To compose a country committed to all cultures, colors, characters and conditions of man.
assonance (words with the same vowel sounds):
When day comes, we step out of the shade,
aflame and unafraid.
repetition (with or without minor changes):
if only we’re brave enough to see it
If only we’re brave enough to be it
That even as we grieved, we grew
That even as we hurt, we hoped
That even as we tired, we tried
Get out those colored pencils:
This is what I suggest: print out the text of the poem and gather your young poetry geeks and some colored pencils.
Pick a color for every sound you hear echoing. Look for one thing (rhyme or alliteration, for example), just listen for what sounds jump out at you, or color-code as many sound patterns as you can.
OK, let’s get geeky:
For instance, consider the lines below:
And yes we are far from polished
far from pristine
but that doesn’t mean we are
striving to form a union that is perfect
We are striving to forge a union with purpose
Maybe we color all those 'p’s orange (polished, pristine, perfect, purpose) and we see how that sound links those four important words. We color the rhyme in “pristine” and “mean” blue. We turn all the f’s green. We underline the repetitions and near repetitions: “far from,” and “striving to form a union/striving to forge our union” and see how repetition pairs the ideas of perfection and purpose.
The colors — the sounds — braid throughout the poem, giving form and power to the message of the poem, from simple things like “just is” and justice,” to things that build and build. I’ll point out one other example I especially like:
If only we dare
It's because being American is more than a pride we inherit,
it’s the past we step into
and how we repair it
We’ve seen a force that would shatter our nation
rather than share it
Listen to how “dare” and “American” echo off each other (and suddenly being American is about daring), then build into “inherit,” which echoes off “repair it,” and then “share it,” all those things becoming part of what it means to be an American. And then as counterpoint, we have the repeating “sh” in “shatter” and “share it,” pairing those two ideas as opposites. And shimmering around these are other smaller reflections: the “be” in “because being,” the rhyme of “shatter” and “rather,” the m’s in American” and “more.” The more you listen, the more the whole poem reverberates.
Isn’t being a poetry geek fun?
Don’t stop there:
You might also look at other poetic elements:
puns and plays on words (the double meaning of “shade” as both shadow and slander)
references (Hamilton? Scriptures? MLK’s “I Have a Dream” speech? Others?)
metaphor (the hill we climb)
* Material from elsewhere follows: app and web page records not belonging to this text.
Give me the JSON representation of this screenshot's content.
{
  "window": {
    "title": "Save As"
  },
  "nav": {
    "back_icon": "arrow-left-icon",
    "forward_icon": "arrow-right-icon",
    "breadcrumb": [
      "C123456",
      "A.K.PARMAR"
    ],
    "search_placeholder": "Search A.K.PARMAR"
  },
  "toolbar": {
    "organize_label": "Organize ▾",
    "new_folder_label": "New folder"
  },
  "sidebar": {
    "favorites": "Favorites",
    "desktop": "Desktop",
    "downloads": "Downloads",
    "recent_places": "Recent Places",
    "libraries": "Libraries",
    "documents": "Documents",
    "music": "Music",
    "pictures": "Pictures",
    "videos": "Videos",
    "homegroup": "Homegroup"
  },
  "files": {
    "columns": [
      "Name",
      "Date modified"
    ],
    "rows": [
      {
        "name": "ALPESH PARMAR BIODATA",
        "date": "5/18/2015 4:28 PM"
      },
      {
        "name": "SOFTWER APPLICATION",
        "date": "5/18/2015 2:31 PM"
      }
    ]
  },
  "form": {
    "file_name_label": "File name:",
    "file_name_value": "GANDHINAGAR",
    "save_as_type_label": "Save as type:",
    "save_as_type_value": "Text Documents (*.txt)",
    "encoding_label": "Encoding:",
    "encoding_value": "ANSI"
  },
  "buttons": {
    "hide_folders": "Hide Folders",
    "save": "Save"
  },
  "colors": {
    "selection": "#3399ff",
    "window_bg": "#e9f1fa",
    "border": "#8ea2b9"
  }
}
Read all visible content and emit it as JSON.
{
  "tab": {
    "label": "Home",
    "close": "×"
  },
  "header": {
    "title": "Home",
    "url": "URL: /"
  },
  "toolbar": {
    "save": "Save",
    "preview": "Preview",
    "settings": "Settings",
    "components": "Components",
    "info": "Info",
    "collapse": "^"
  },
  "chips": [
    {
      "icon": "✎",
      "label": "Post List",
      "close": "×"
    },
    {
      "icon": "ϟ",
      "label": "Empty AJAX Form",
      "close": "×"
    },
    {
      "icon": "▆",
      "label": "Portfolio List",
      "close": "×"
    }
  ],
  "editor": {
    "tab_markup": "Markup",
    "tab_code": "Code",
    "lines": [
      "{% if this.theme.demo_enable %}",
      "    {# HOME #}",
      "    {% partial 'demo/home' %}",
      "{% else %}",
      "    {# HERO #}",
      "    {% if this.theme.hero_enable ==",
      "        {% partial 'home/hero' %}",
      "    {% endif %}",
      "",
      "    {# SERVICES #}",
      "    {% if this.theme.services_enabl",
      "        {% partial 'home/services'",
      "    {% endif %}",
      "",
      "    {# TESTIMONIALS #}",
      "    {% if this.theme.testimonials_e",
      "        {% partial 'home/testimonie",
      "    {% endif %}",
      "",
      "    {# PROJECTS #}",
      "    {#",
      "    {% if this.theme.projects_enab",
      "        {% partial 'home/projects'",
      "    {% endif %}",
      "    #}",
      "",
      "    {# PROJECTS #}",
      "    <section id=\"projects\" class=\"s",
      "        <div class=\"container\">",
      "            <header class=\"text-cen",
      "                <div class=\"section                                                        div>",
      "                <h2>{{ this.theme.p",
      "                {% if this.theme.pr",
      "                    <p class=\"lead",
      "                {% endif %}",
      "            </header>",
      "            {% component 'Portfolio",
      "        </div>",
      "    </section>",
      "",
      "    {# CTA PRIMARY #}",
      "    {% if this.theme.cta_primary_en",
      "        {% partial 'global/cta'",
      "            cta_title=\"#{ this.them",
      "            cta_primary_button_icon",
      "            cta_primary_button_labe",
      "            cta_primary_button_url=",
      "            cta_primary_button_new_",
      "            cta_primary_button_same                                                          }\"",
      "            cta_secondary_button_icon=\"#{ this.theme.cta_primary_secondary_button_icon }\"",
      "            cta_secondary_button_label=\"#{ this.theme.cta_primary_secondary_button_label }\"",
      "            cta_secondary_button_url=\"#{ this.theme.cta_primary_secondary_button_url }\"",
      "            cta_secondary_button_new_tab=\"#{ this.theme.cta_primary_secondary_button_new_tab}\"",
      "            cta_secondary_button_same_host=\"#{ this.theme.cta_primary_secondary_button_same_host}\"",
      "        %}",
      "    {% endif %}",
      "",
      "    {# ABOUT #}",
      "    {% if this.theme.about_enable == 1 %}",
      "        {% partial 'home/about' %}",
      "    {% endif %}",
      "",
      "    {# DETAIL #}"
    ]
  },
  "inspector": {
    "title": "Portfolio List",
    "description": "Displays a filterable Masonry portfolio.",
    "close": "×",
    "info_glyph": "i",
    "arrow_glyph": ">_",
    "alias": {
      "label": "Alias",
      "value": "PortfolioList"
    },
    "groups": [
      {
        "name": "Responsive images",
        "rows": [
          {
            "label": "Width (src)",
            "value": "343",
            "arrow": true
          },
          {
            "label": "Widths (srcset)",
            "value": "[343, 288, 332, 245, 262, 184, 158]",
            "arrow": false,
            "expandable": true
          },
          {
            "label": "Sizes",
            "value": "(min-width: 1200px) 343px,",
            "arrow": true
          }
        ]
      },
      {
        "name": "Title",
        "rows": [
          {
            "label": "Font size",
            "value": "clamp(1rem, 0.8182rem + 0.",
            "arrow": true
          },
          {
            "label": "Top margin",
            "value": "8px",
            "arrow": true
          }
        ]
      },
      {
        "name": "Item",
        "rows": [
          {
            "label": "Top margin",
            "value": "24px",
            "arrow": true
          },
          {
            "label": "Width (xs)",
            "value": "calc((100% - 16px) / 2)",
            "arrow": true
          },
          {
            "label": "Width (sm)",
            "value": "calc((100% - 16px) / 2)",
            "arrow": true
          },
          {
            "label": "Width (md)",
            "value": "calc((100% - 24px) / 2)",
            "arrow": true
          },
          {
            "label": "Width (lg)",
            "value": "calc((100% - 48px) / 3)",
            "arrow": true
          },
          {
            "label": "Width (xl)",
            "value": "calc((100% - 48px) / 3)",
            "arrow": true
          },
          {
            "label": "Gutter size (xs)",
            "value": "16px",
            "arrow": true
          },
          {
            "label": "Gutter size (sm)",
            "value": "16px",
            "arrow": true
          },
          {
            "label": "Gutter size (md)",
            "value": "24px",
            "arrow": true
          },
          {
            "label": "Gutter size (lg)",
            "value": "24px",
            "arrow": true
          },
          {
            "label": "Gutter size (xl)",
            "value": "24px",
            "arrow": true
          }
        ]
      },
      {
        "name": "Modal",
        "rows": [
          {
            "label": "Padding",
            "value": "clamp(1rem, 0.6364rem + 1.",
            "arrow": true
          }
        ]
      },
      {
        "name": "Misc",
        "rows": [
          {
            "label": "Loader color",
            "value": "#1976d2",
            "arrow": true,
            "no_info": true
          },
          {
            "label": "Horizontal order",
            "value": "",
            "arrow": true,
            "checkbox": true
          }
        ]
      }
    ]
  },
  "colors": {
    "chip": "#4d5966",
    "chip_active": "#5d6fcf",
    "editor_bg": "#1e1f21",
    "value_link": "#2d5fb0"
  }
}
Or you might listen to the poem with a lighter touch, just savoring the sounds, feeling their power. In any case, geek out and revel in the civic power of poetry.
All quotes from Amanda Gorman’s “The Hill We Climb.”